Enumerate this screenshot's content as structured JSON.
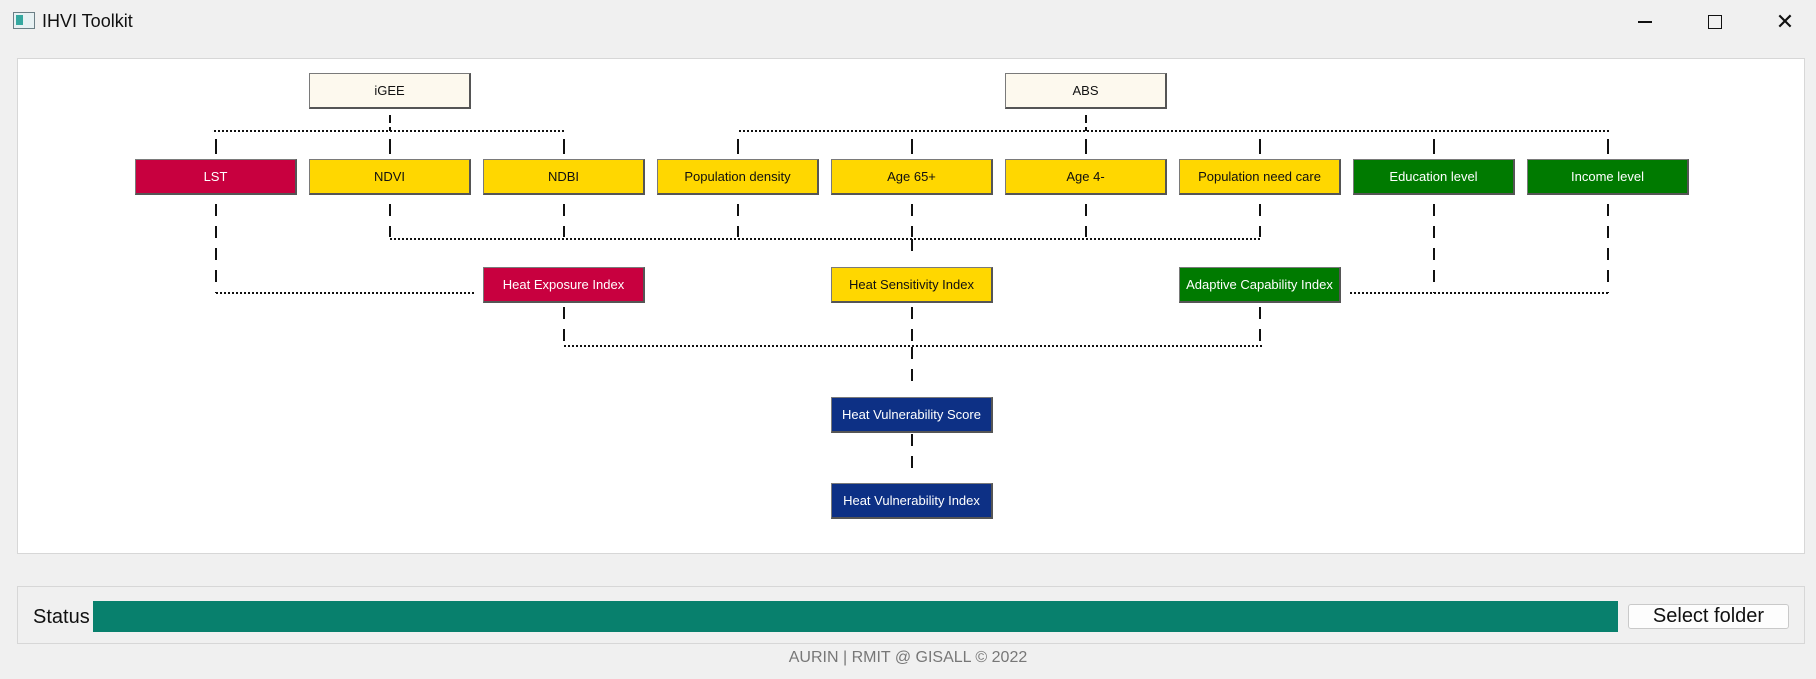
{
  "window": {
    "title": "IHVI Toolkit",
    "icons": {
      "app": "app-window-icon",
      "minimize": "minimize-icon",
      "maximize": "maximize-icon",
      "close": "close-icon"
    }
  },
  "diagram": {
    "sources": {
      "igee": "iGEE",
      "abs": "ABS"
    },
    "indicators": {
      "lst": "LST",
      "ndvi": "NDVI",
      "ndbi": "NDBI",
      "population_density": "Population density",
      "age_65_plus": "Age 65+",
      "age_4_minus": "Age 4-",
      "population_need_care": "Population need care",
      "education_level": "Education level",
      "income_level": "Income level"
    },
    "indices": {
      "heat_exposure": "Heat Exposure Index",
      "heat_sensitivity": "Heat Sensitivity Index",
      "adaptive_capability": "Adaptive Capability Index"
    },
    "score": "Heat Vulnerability Score",
    "final_index": "Heat Vulnerability Index",
    "colors": {
      "source": "#fdf9ee",
      "exposure": "#c8003f",
      "sensitivity": "#ffd700",
      "capability": "#007a00",
      "vulnerability": "#0d3085"
    }
  },
  "status": {
    "label": "Status",
    "progress": 1.0,
    "progress_color": "#08806d",
    "select_folder_label": "Select folder"
  },
  "footer": "AURIN | RMIT @ GISALL © 2022"
}
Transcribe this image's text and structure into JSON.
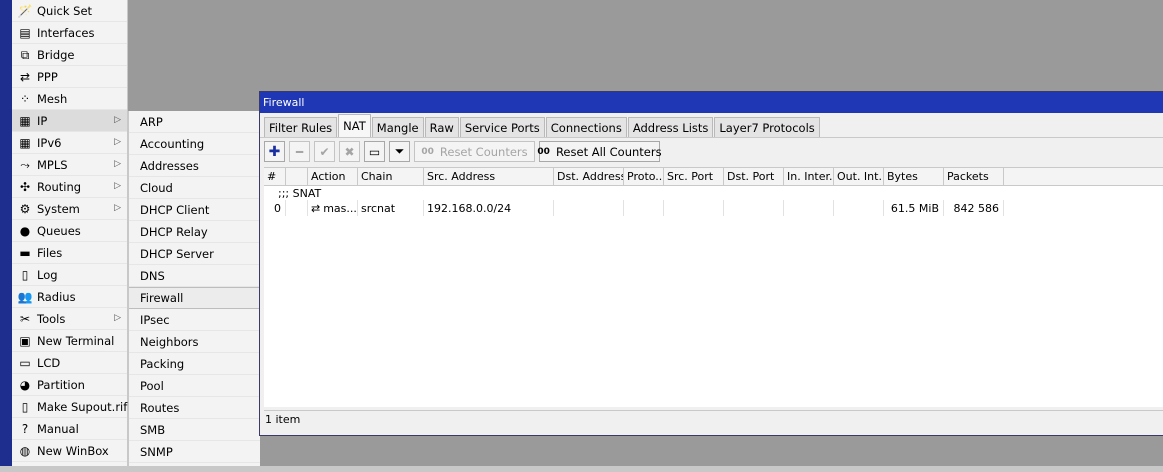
{
  "main_menu": [
    {
      "label": "Quick Set",
      "icon": "quick-set-icon",
      "glyph": "🪄",
      "arrow": false
    },
    {
      "label": "Interfaces",
      "icon": "interfaces-icon",
      "glyph": "▤",
      "arrow": false
    },
    {
      "label": "Bridge",
      "icon": "bridge-icon",
      "glyph": "⧉",
      "arrow": false
    },
    {
      "label": "PPP",
      "icon": "ppp-icon",
      "glyph": "⇄",
      "arrow": false
    },
    {
      "label": "Mesh",
      "icon": "mesh-icon",
      "glyph": "⁘",
      "arrow": false
    },
    {
      "label": "IP",
      "icon": "ip-icon",
      "glyph": "▦",
      "arrow": true
    },
    {
      "label": "IPv6",
      "icon": "ipv6-icon",
      "glyph": "▦",
      "arrow": true
    },
    {
      "label": "MPLS",
      "icon": "mpls-icon",
      "glyph": "⤳",
      "arrow": true
    },
    {
      "label": "Routing",
      "icon": "routing-icon",
      "glyph": "✣",
      "arrow": true
    },
    {
      "label": "System",
      "icon": "system-icon",
      "glyph": "⚙",
      "arrow": true
    },
    {
      "label": "Queues",
      "icon": "queues-icon",
      "glyph": "●",
      "arrow": false
    },
    {
      "label": "Files",
      "icon": "files-icon",
      "glyph": "▬",
      "arrow": false
    },
    {
      "label": "Log",
      "icon": "log-icon",
      "glyph": "▯",
      "arrow": false
    },
    {
      "label": "Radius",
      "icon": "radius-icon",
      "glyph": "👥",
      "arrow": false
    },
    {
      "label": "Tools",
      "icon": "tools-icon",
      "glyph": "✂",
      "arrow": true
    },
    {
      "label": "New Terminal",
      "icon": "terminal-icon",
      "glyph": "▣",
      "arrow": false
    },
    {
      "label": "LCD",
      "icon": "lcd-icon",
      "glyph": "▭",
      "arrow": false
    },
    {
      "label": "Partition",
      "icon": "partition-icon",
      "glyph": "◕",
      "arrow": false
    },
    {
      "label": "Make Supout.rif",
      "icon": "supout-icon",
      "glyph": "▯",
      "arrow": false
    },
    {
      "label": "Manual",
      "icon": "manual-icon",
      "glyph": "?",
      "arrow": false
    },
    {
      "label": "New WinBox",
      "icon": "winbox-icon",
      "glyph": "◍",
      "arrow": false
    }
  ],
  "sub_menu": [
    "ARP",
    "Accounting",
    "Addresses",
    "Cloud",
    "DHCP Client",
    "DHCP Relay",
    "DHCP Server",
    "DNS",
    "Firewall",
    "IPsec",
    "Neighbors",
    "Packing",
    "Pool",
    "Routes",
    "SMB",
    "SNMP"
  ],
  "window": {
    "title": "Firewall",
    "tabs": [
      "Filter Rules",
      "NAT",
      "Mangle",
      "Raw",
      "Service Ports",
      "Connections",
      "Address Lists",
      "Layer7 Protocols"
    ],
    "active_tab": "NAT",
    "toolbar": {
      "add_glyph": "✚",
      "remove_glyph": "━",
      "enable_glyph": "✔",
      "disable_glyph": "✖",
      "comment_glyph": "▭",
      "filter_glyph": "⏷",
      "reset_counters_icon": "00",
      "reset_counters_label": "Reset Counters",
      "reset_all_icon": "00",
      "reset_all_label": "Reset All Counters"
    },
    "columns": [
      "#",
      "",
      "Action",
      "Chain",
      "Src. Address",
      "Dst. Address",
      "Proto...",
      "Src. Port",
      "Dst. Port",
      "In. Inter...",
      "Out. Int...",
      "Bytes",
      "Packets"
    ],
    "group": ";;; SNAT",
    "rows": [
      {
        "num": "0",
        "flag": "",
        "action_icon": "⇄",
        "action": "mas...",
        "chain": "srcnat",
        "src": "192.168.0.0/24",
        "dst": "",
        "proto": "",
        "sport": "",
        "dport": "",
        "inif": "",
        "outif": "",
        "bytes": "61.5 MiB",
        "packets": "842 586"
      }
    ],
    "status": "1 item"
  }
}
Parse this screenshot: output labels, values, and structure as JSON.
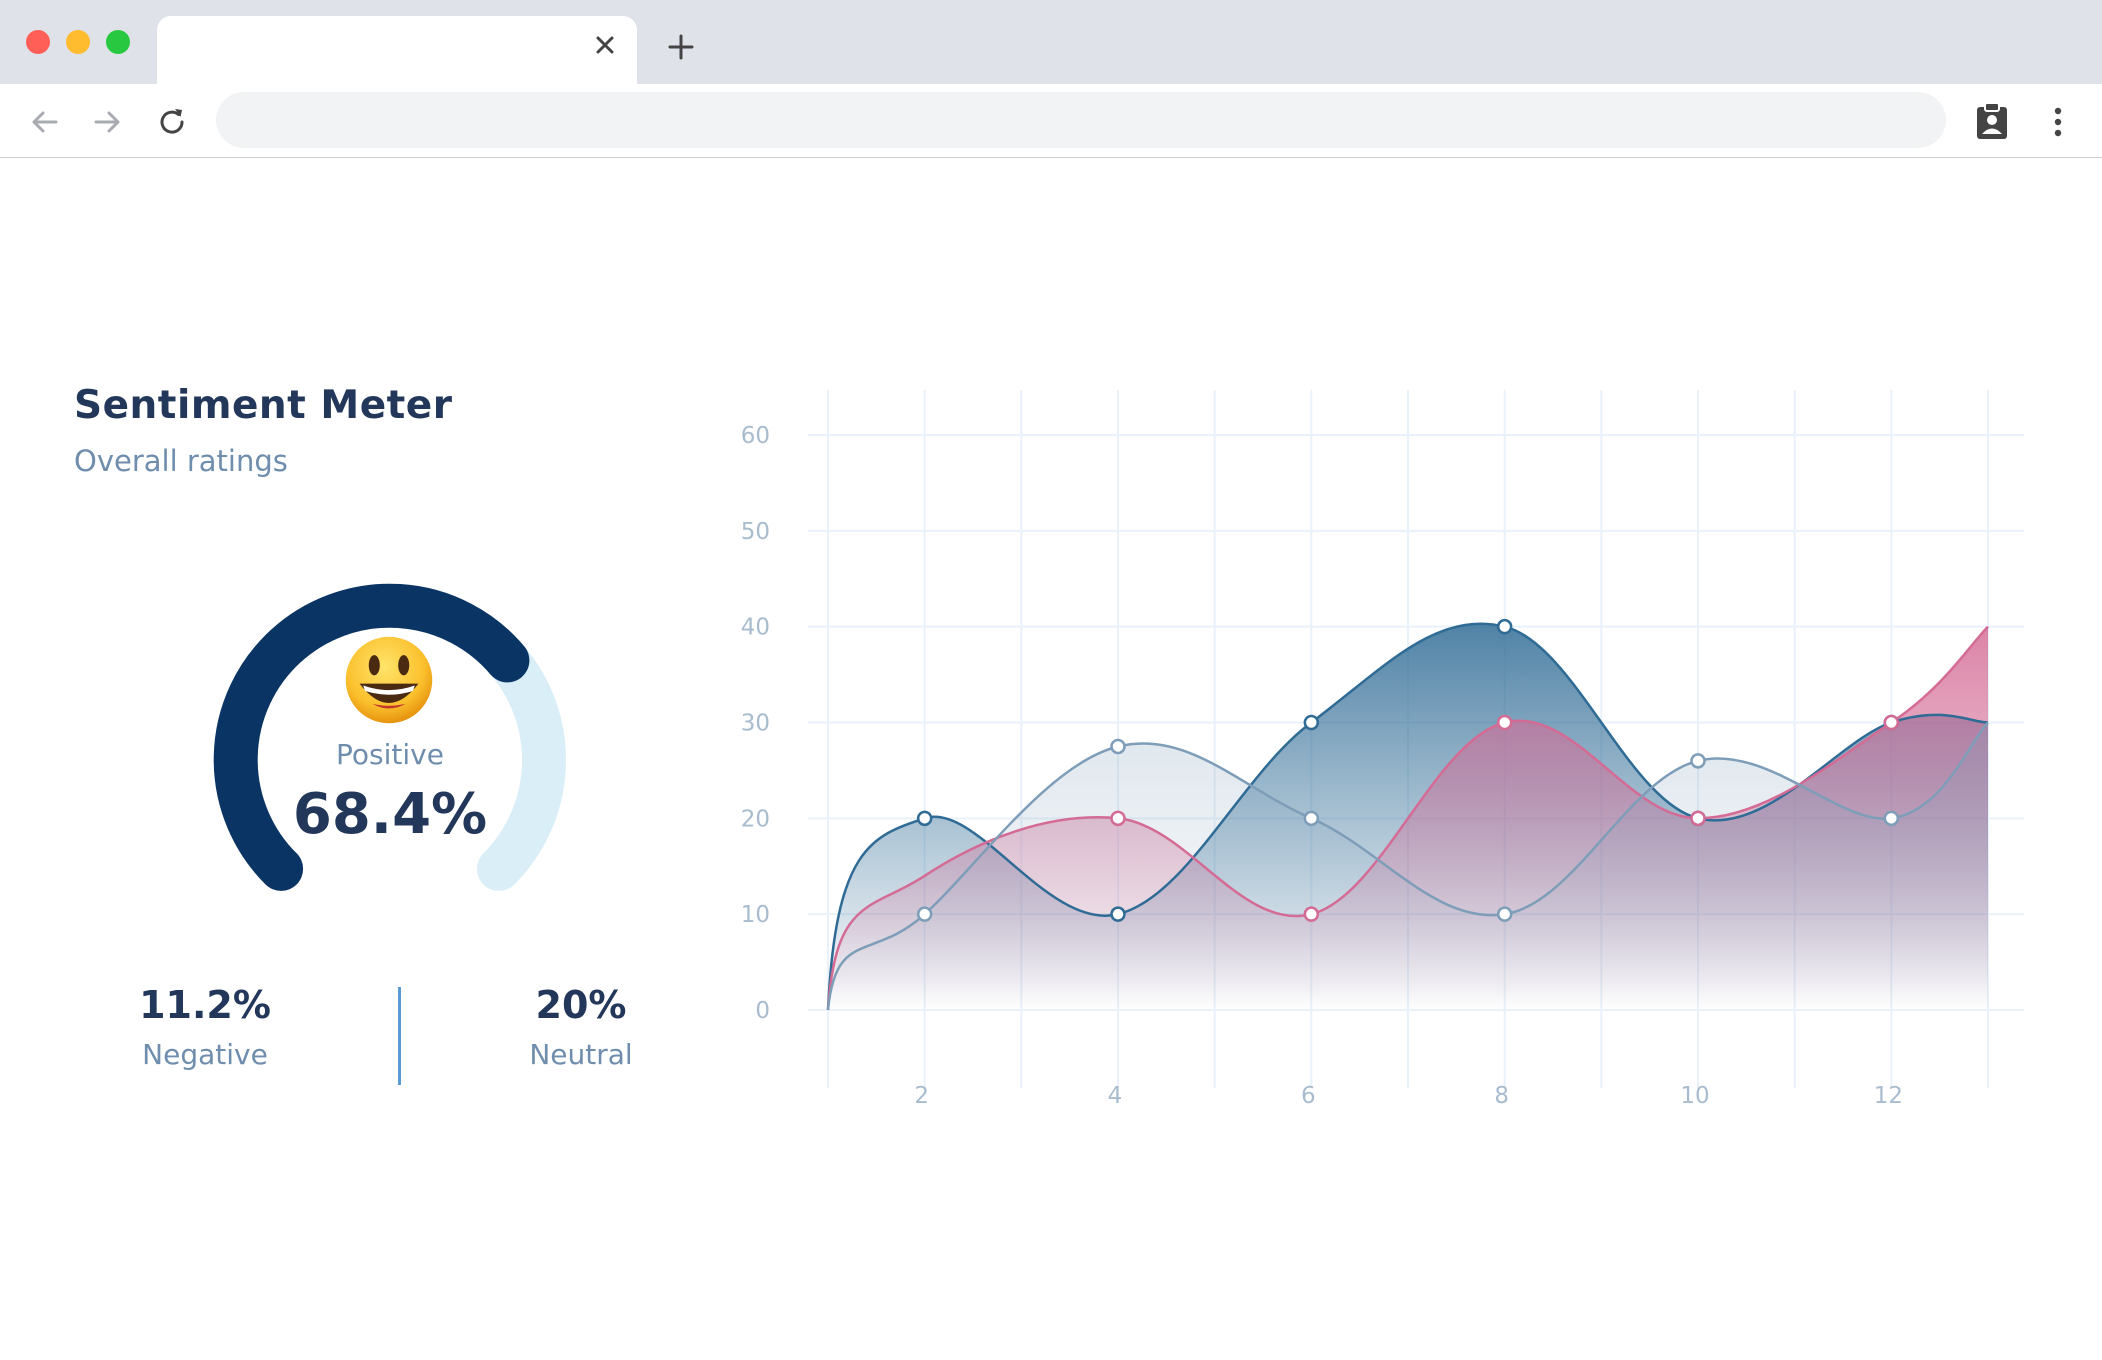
{
  "browser": {
    "traffic_lights": [
      "#ff5f57",
      "#febc2e",
      "#28c840"
    ],
    "tab": {
      "title": ""
    },
    "address": {
      "url": ""
    }
  },
  "card": {
    "title": "Sentiment Meter",
    "subtitle": "Overall ratings",
    "positive": {
      "label": "Positive",
      "value": "68.4%",
      "fraction": 0.684
    },
    "negative": {
      "label": "Negative",
      "value": "11.2%"
    },
    "neutral": {
      "label": "Neutral",
      "value": "20%"
    },
    "colors": {
      "positive": "#0a3463",
      "neutral": "#daeef8"
    }
  },
  "chart_data": {
    "type": "area",
    "x": [
      1,
      2,
      3,
      4,
      5,
      6,
      7,
      8,
      9,
      10,
      11,
      12,
      13
    ],
    "xticks": [
      2,
      4,
      6,
      8,
      10,
      12
    ],
    "yticks": [
      0,
      10,
      20,
      30,
      40,
      50,
      60
    ],
    "xlim": [
      1,
      13
    ],
    "ylim": [
      0,
      60
    ],
    "grid": true,
    "series": [
      {
        "color": "#2f6b95",
        "marker_x": [
          2,
          4,
          6,
          8,
          10,
          12
        ],
        "points": [
          [
            1,
            0
          ],
          [
            2,
            20
          ],
          [
            4,
            10
          ],
          [
            6,
            30
          ],
          [
            8,
            40
          ],
          [
            10,
            20
          ],
          [
            12,
            30
          ],
          [
            13,
            30
          ]
        ]
      },
      {
        "color": "#d46b95",
        "marker_x": [
          4,
          6,
          8,
          10,
          12
        ],
        "points": [
          [
            1,
            0
          ],
          [
            2,
            14
          ],
          [
            4,
            20
          ],
          [
            6,
            10
          ],
          [
            8,
            30
          ],
          [
            10,
            20
          ],
          [
            12,
            30
          ],
          [
            13,
            40
          ]
        ]
      },
      {
        "color": "#7e9db8",
        "marker_x": [
          2,
          4,
          6,
          8,
          10,
          12
        ],
        "points": [
          [
            1,
            0
          ],
          [
            2,
            10
          ],
          [
            4,
            27.5
          ],
          [
            6,
            20
          ],
          [
            8,
            10
          ],
          [
            10,
            26
          ],
          [
            12,
            20
          ],
          [
            13,
            30
          ]
        ]
      }
    ]
  }
}
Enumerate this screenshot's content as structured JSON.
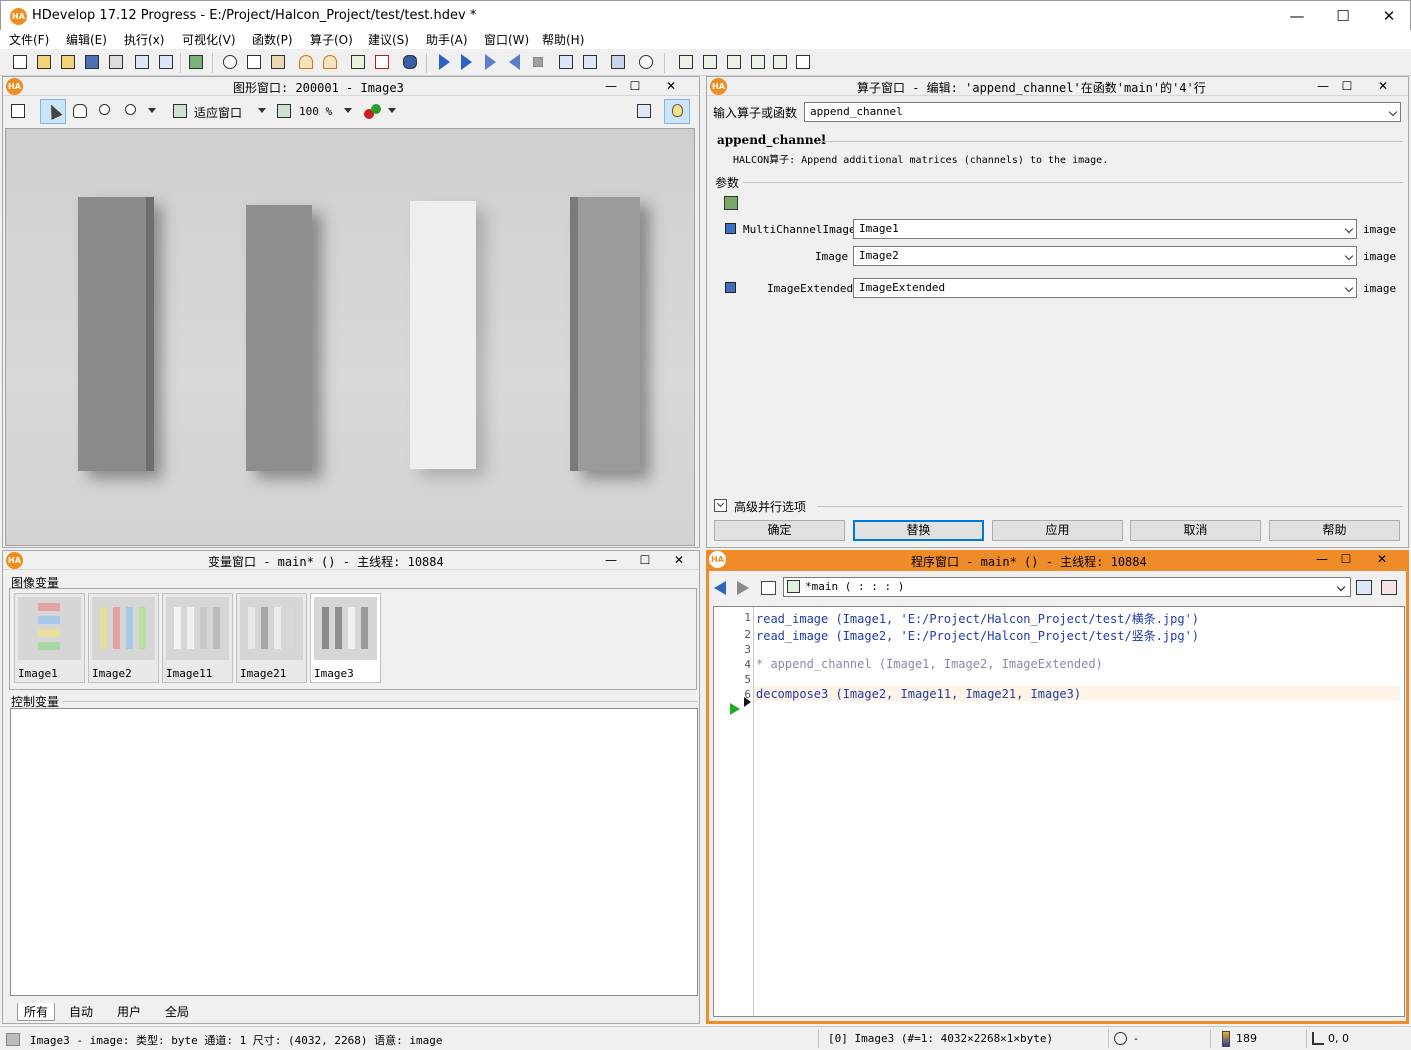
{
  "window": {
    "title": "HDevelop 17.12 Progress - E:/Project/Halcon_Project/test/test.hdev *",
    "logo": "HA",
    "minimize": "—",
    "maximize": "☐",
    "close": "✕"
  },
  "menu": [
    "文件(F)",
    "编辑(E)",
    "执行(x)",
    "可视化(V)",
    "函数(P)",
    "算子(O)",
    "建议(S)",
    "助手(A)",
    "窗口(W)",
    "帮助(H)"
  ],
  "graphics": {
    "title": "图形窗口: 200001 - Image3",
    "fit_label": "适应窗口",
    "zoom_label": "100 %"
  },
  "operator": {
    "title": "算子窗口 - 编辑: 'append_channel'在函数'main'的'4'行",
    "input_label": "输入算子或函数",
    "input_value": "append_channel",
    "name": "append_channel",
    "description": "HALCON算子: Append additional matrices (channels) to the image.",
    "params_label": "参数",
    "params": [
      {
        "name": "MultiChannelImage",
        "value": "Image1",
        "type": "image"
      },
      {
        "name": "Image",
        "value": "Image2",
        "type": "image"
      },
      {
        "name": "ImageExtended",
        "value": "ImageExtended",
        "type": "image"
      }
    ],
    "advanced_label": "高级并行选项",
    "buttons": {
      "ok": "确定",
      "replace": "替换",
      "apply": "应用",
      "cancel": "取消",
      "help": "帮助"
    }
  },
  "variables": {
    "title": "变量窗口 - main* () - 主线程: 10884",
    "image_section": "图像变量",
    "images": [
      "Image1",
      "Image2",
      "Image11",
      "Image21",
      "Image3"
    ],
    "control_section": "控制变量",
    "tabs": [
      "所有",
      "自动",
      "用户",
      "全局"
    ]
  },
  "program": {
    "title": "程序窗口 - main* () - 主线程: 10884",
    "procedure": "*main ( : : : )",
    "lines": [
      {
        "num": "1",
        "text": "read_image (Image1, 'E:/Project/Halcon_Project/test/横条.jpg')",
        "kind": "code"
      },
      {
        "num": "2",
        "text": "read_image (Image2, 'E:/Project/Halcon_Project/test/竖条.jpg')",
        "kind": "code"
      },
      {
        "num": "3",
        "text": "",
        "kind": "code"
      },
      {
        "num": "4",
        "text": "* append_channel (Image1, Image2, ImageExtended)",
        "kind": "comment"
      },
      {
        "num": "5",
        "text": "",
        "kind": "code"
      },
      {
        "num": "6",
        "text": "decompose3 (Image2, Image11, Image21, Image3)",
        "kind": "code"
      }
    ]
  },
  "status": {
    "info": "Image3 - image: 类型: byte 通道: 1 尺寸: (4032, 2268) 语意: image",
    "pixel": "[0] Image3 (#=1: 4032×2268×1×byte)",
    "timer": "-",
    "gray": "189",
    "coords": "0, 0"
  },
  "colors": {
    "accent": "#f08c28",
    "code_blue": "#1f3da8",
    "comment_gray": "#8a8aa8"
  }
}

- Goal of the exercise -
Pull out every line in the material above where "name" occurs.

- Exercise response -
    "name": "append_channel",
        "name": "MultiChannelImage",
        "name": "Image",
        "name": "ImageExtended",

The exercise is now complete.